* [WHAT THE EXERCISE ASKS]
Reduce the material below to its lines containing "Base".

* [RECORDS FOR PROCESSING]
------------------------------------

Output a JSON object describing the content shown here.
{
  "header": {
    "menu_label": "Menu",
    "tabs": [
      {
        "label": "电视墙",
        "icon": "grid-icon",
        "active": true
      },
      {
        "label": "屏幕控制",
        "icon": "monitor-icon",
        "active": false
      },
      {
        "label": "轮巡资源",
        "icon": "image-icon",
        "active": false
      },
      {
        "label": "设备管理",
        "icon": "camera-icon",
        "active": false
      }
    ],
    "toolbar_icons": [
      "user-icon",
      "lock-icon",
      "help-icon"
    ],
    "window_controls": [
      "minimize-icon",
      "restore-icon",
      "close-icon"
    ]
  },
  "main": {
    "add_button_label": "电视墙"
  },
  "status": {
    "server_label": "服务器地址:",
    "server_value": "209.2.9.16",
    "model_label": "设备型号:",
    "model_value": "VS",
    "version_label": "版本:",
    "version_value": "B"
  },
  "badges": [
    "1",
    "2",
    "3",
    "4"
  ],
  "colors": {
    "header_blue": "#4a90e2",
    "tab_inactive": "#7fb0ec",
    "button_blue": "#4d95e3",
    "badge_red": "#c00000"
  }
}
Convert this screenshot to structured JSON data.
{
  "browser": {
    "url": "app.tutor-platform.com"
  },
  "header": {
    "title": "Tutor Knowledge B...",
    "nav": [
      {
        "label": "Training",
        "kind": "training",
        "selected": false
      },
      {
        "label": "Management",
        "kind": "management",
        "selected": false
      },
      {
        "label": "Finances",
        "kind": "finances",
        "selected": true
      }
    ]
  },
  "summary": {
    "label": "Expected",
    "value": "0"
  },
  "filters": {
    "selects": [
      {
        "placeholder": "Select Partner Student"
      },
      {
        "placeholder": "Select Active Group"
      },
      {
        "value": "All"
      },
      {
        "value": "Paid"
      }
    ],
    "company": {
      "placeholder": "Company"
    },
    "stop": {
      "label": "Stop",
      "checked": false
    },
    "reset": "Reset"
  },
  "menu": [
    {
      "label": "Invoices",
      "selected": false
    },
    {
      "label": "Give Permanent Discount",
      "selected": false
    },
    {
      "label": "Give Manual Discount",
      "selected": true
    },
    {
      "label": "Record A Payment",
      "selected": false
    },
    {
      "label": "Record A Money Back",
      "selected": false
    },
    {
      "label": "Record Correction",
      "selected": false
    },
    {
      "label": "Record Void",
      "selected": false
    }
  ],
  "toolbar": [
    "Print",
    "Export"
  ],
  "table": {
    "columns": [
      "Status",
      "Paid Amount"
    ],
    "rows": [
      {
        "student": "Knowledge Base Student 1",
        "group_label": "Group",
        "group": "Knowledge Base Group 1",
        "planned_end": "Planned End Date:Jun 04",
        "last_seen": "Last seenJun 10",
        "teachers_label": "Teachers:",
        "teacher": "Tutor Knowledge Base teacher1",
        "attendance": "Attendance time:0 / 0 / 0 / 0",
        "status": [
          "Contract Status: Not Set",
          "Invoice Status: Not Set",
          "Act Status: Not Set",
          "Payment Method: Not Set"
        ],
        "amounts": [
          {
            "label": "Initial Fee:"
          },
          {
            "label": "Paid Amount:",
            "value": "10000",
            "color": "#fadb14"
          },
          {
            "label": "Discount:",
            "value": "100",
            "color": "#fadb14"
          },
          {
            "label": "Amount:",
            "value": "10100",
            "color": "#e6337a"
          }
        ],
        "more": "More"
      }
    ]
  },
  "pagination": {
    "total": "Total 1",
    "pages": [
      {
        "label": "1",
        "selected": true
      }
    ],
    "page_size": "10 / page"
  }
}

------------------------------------

* [RESULT OF THE TASK]
        "student": "Knowledge Base Student 1",
        "group": "Knowledge Base Group 1",
        "teacher": "Tutor Knowledge Base teacher1",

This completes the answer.